» **TASK REQUIREMENTS**
Filter the records below and copy every line containing the word "manager".
*** Opening of INFORMATION ***
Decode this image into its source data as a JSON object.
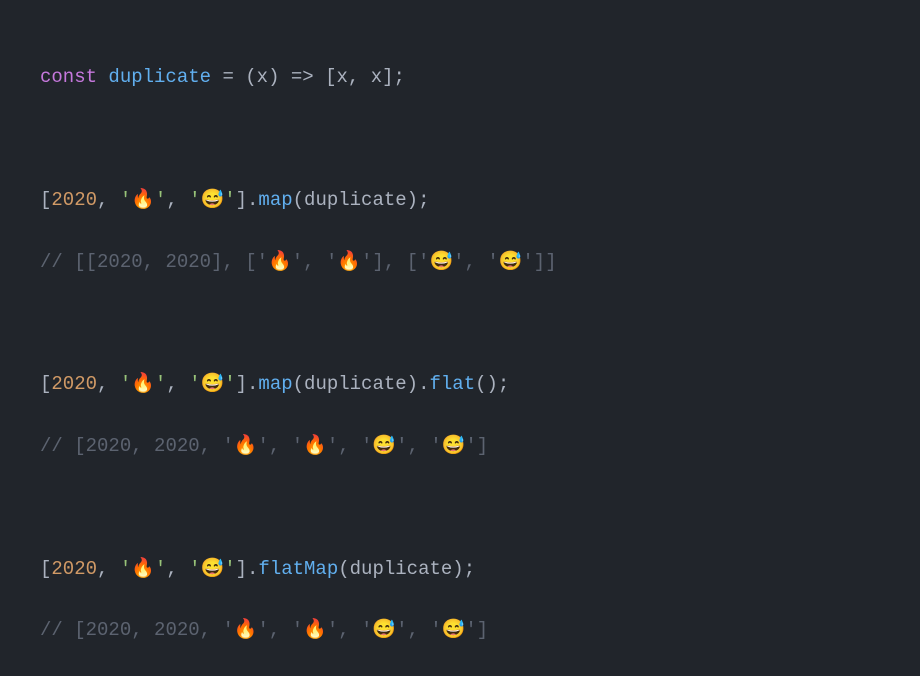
{
  "tokens": {
    "const": "const",
    "duplicate": "duplicate",
    "equals": " = ",
    "lparen": "(",
    "rparen": ")",
    "x": "x",
    "arrow": " => ",
    "lbracket": "[",
    "rbracket": "]",
    "comma": ", ",
    "semicolon": ";",
    "dot": ".",
    "map": "map",
    "flat": "flat",
    "flatMap": "flatMap",
    "num2020": "2020",
    "quote": "'",
    "fire": "🔥",
    "sweat": "😅",
    "commentPrefix": "// "
  },
  "comments": {
    "c1_open": "[[",
    "c1_inner": "2020, 2020",
    "c1_mid1": "], ['",
    "c1_mid2": "', '",
    "c1_mid3": "'], ['",
    "c1_close": "']]",
    "c2_open": "[",
    "c2_nums": "2020, 2020, '",
    "c2_sep": "', '",
    "c2_close": "']"
  }
}
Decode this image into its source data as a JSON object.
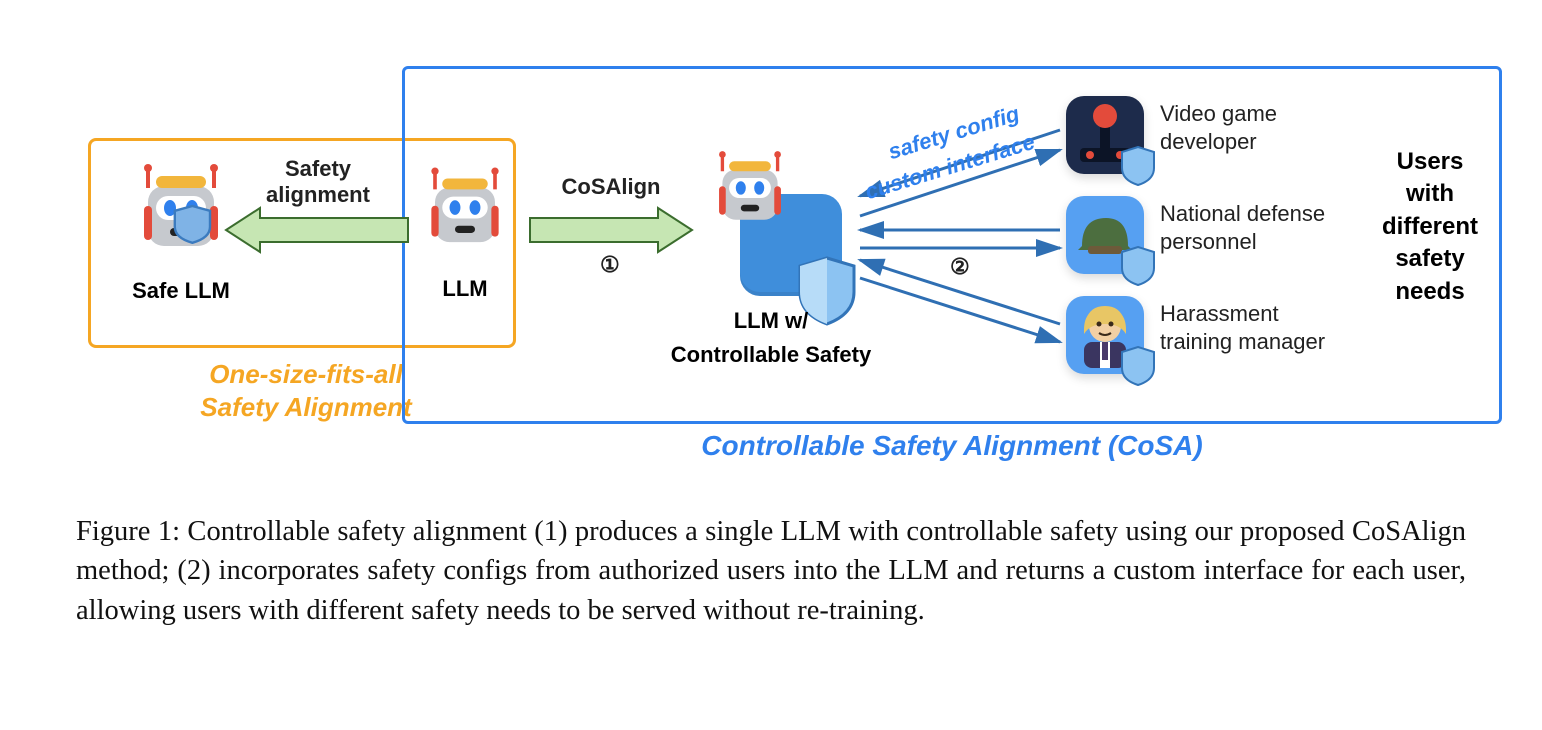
{
  "diagram": {
    "orange_box_label": "One-size-fits-all\nSafety Alignment",
    "blue_box_label": "Controllable Safety Alignment (CoSA)",
    "robots": {
      "safe_llm": "Safe LLM",
      "llm": "LLM",
      "llm_controllable_line1": "LLM w/",
      "llm_controllable_line2": "Controllable Safety"
    },
    "arrows": {
      "safety_alignment_line1": "Safety",
      "safety_alignment_line2": "alignment",
      "cosalign": "CoSAlign",
      "step1": "①",
      "step2": "②",
      "safety_config": "safety config",
      "custom_interface": "custom interface"
    },
    "users": {
      "heading_l1": "Users",
      "heading_l2": "with",
      "heading_l3": "different",
      "heading_l4": "safety",
      "heading_l5": "needs",
      "u1_l1": "Video game",
      "u1_l2": "developer",
      "u2_l1": "National defense",
      "u2_l2": "personnel",
      "u3_l1": "Harassment",
      "u3_l2": "training manager"
    },
    "icons": {
      "robot": "robot-icon",
      "shield": "shield-icon",
      "joystick": "joystick-icon",
      "helmet": "helmet-icon",
      "manager": "manager-icon"
    }
  },
  "caption": "Figure 1: Controllable safety alignment (1) produces a single LLM with controllable safety using our proposed CoSAlign method; (2) incorporates safety configs from authorized users into the LLM and returns a custom interface for each user, allowing users with different safety needs to be served without re-training."
}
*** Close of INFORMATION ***
» **TASK OUTPUT**
      "u3_l2": "training manager"
      "manager": "manager-icon"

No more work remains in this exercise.